### To do
The expected answer is a bare count of the lines in the data below that contain "system".
----- Data for analysis -----
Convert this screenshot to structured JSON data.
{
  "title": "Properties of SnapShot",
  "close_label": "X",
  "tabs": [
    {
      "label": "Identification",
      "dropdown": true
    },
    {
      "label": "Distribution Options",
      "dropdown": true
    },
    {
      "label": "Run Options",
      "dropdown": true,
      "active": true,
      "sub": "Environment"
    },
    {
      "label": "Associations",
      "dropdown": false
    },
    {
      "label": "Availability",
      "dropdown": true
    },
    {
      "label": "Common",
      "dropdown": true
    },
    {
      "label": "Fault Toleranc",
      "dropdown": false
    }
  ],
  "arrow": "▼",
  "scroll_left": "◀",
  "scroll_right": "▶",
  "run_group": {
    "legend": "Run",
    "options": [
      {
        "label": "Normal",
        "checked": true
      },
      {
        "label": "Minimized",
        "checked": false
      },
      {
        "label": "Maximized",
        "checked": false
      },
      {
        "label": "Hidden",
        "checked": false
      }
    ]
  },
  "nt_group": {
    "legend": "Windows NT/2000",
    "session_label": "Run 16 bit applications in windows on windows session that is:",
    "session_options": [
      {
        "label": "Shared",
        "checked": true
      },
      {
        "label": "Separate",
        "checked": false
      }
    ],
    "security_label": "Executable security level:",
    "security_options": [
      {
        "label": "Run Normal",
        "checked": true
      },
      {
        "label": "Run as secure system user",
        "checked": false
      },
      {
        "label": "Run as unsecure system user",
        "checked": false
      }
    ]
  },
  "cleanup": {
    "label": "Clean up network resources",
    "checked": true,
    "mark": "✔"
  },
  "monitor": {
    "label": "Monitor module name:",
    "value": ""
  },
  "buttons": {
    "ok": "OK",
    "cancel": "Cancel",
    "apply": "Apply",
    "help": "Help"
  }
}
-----
### Output of the task
2